"I am bullish on sports media rights," Keenan says, adding that the year-to-year increases in fees is likely to be exacerbated by "what appears to be a great deal of competition out there for a variety of soon-to-be-available rights packages."
In the near term, the monetization of rights will largely be concentrated on the approximately 25 regional sports network packages that will become available across Major League Baseball, the NBA and NHL. National media packages for the top-tier sports properties—a catch-all that includes the NFL, NBA, MLB, NHL, the College Football Playoff and NCAA Men's Division I Basketball Tournament—are secure through the final year of PwC's latest projections.
The most high-profile media rights deal that will be renegotiated within the next few months is the three-handed "Thursday Night Football" package, which is split on the broadcast side by CBS and NBC and includes simulcasts and seven standalone games on NFL Network. The current two-year, $450 million "TNF" bundle is set to expire in the waning hours of Christmas Day, after NBC broadcasts the Steelers-Texans game.
As it has done with Twitter and Amazon Prime, the NFL is expected to offer some sort of digital simulcast package to the likes of a Facebook or a Google/YouTube after the "TNF" broadcast rights are nailed down. It's unlikely that one of these emerging distribution partners will entirely unseat a legacy TV network when the current NFL rights package goes on the block in 2022—or at least that's what commissioner Roger Goodell seemed to suggest this summer at an industry conference.
"Primarily our product's on network television, which we believe in," Goodell said during the July "GameChangers" confab at the Paley Center for Media. "We believe that its best days are still ahead, and it still draws a huge audience. So we want to be on all platforms, and we believe that our best days, as well as all of sports, are still ahead."
The PwC report echoes Goodall's assertion. "Broadcast rights preservation … is likely to remain an industry priority through at least the next deal cycle to avoid potential further dilution of rights fees," it says. "Any consumer-led disruption of the linear broadcast market realized in the near term due to migration, either within pay-TV or from broadcast to digital, is unlikely to materially impair the media rights fee landscape."
PwC's Keenan says that while the firm's new report doesn't address what might transpire beyond the year 2021, he believes that the NFL may look to go back to writing shorter deals when the present TV contracts run out. (Since 1998, the TV rights packages have been divvied up in eight-year increments, while the two packages it hashed out between 1990 and 1997 were four-year deals.)

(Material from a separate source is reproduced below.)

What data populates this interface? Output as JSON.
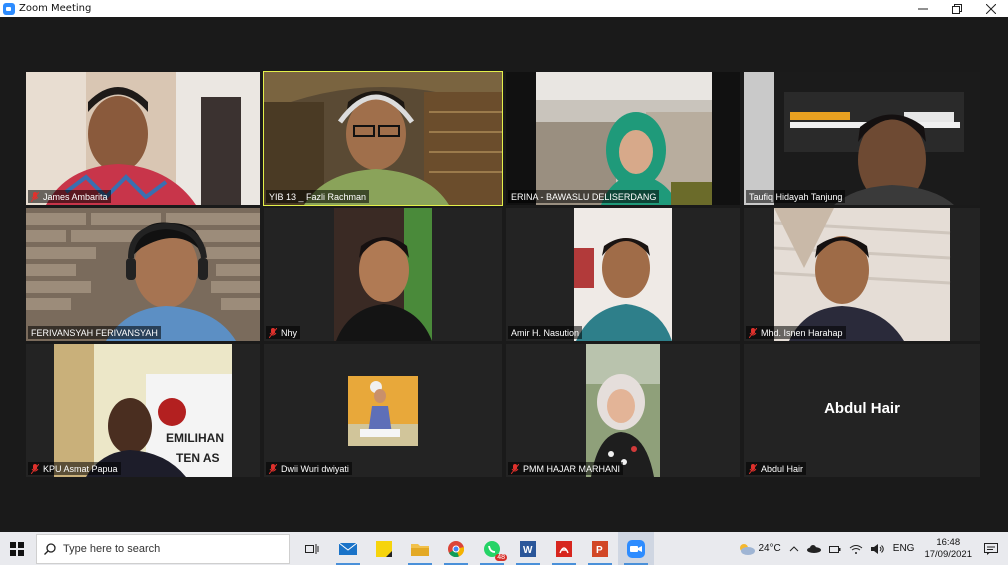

Keenan believes the NFL Players Association will study how its colleagues at the NBA approached their own media rights renewals back in 2014. "The collective bargaining agreement will expire in 2020, so when the players head back to the bargaining table, it's likely the NFL will have a good idea of where they're going with the rights," Keenan says. "The last collective bargaining agreement changed the percentages players received from the pool of rights revenues, so that now the highest share of the money they get from NFL operations comes from network television." That means the players' union is going to have a vested interest in how the NFL dishes out the rights to distribute the product that is the fruit of their collective labor.

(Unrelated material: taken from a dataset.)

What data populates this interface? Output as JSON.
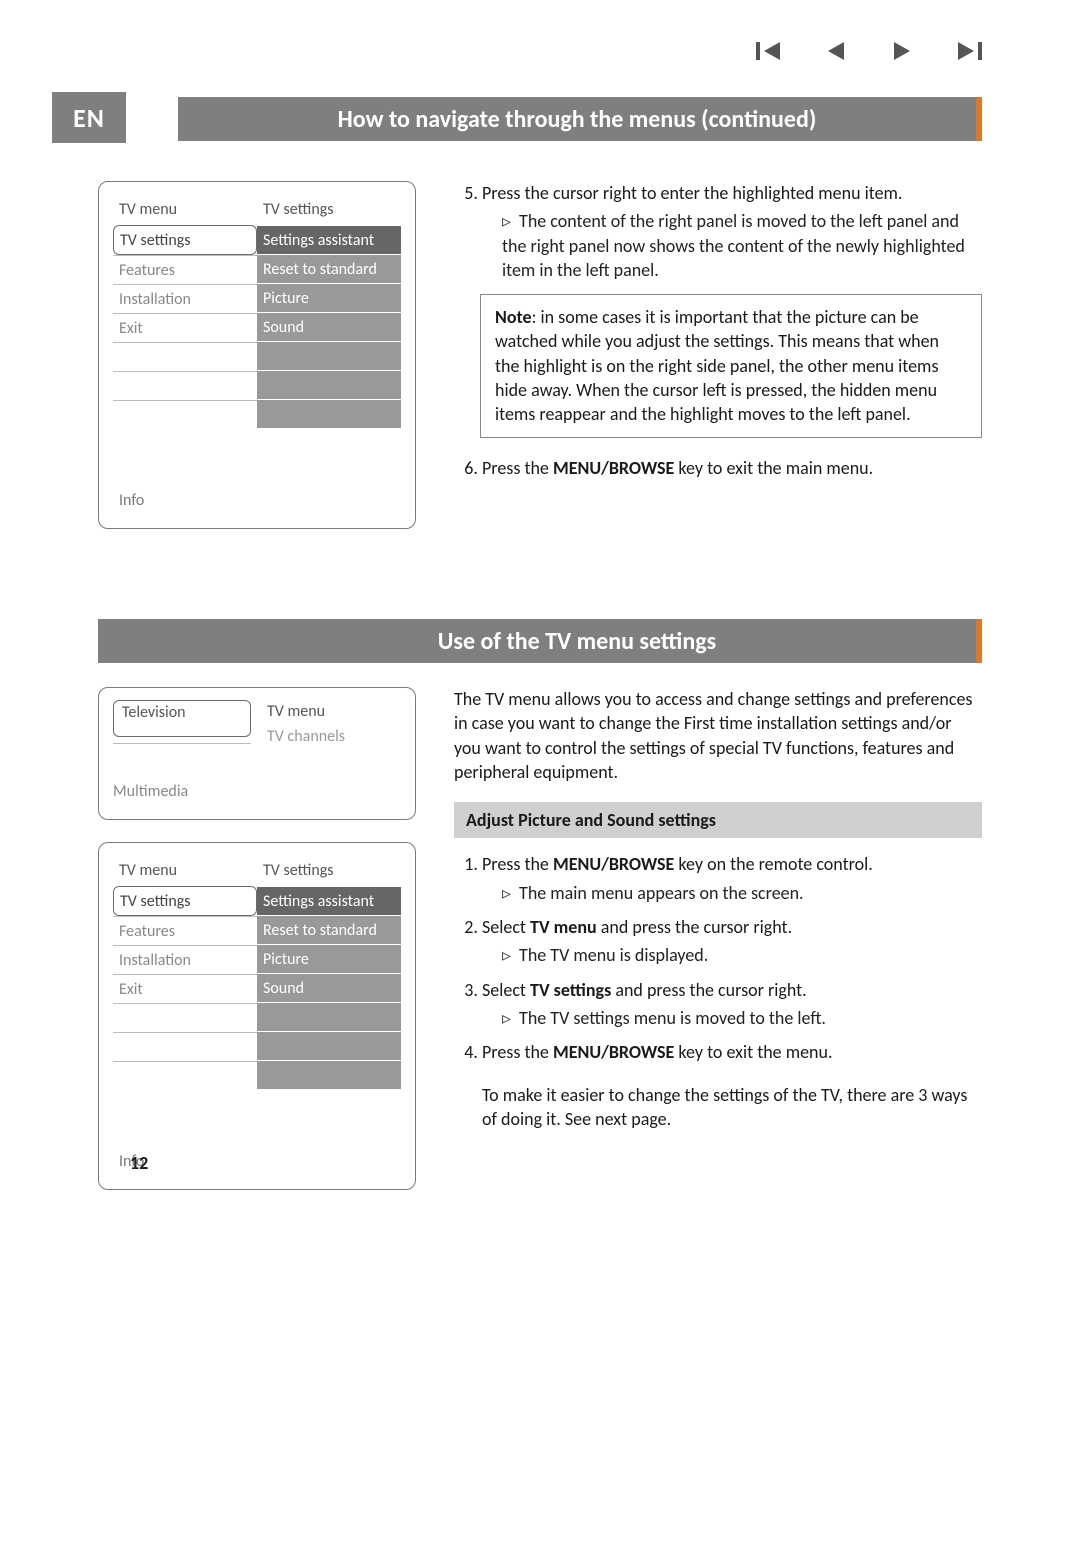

Sports rights cost networks an arm and a leg and part of the other leg. The NFL will rake in $67 billion over the life of its current TV deal, while Disney/Turner's newish pro hoops pact will funnel $24 billion into the NBA's coffers between now and the end of the 2024-25 season. But they're pretty much the only thing keeping the lights on at the broadcast nets. In 2016, live sports accounted for 44 of TV's top 50 most-watched broadcasts, a ratio that is likely to be duplicated once this year's numbers are tallied.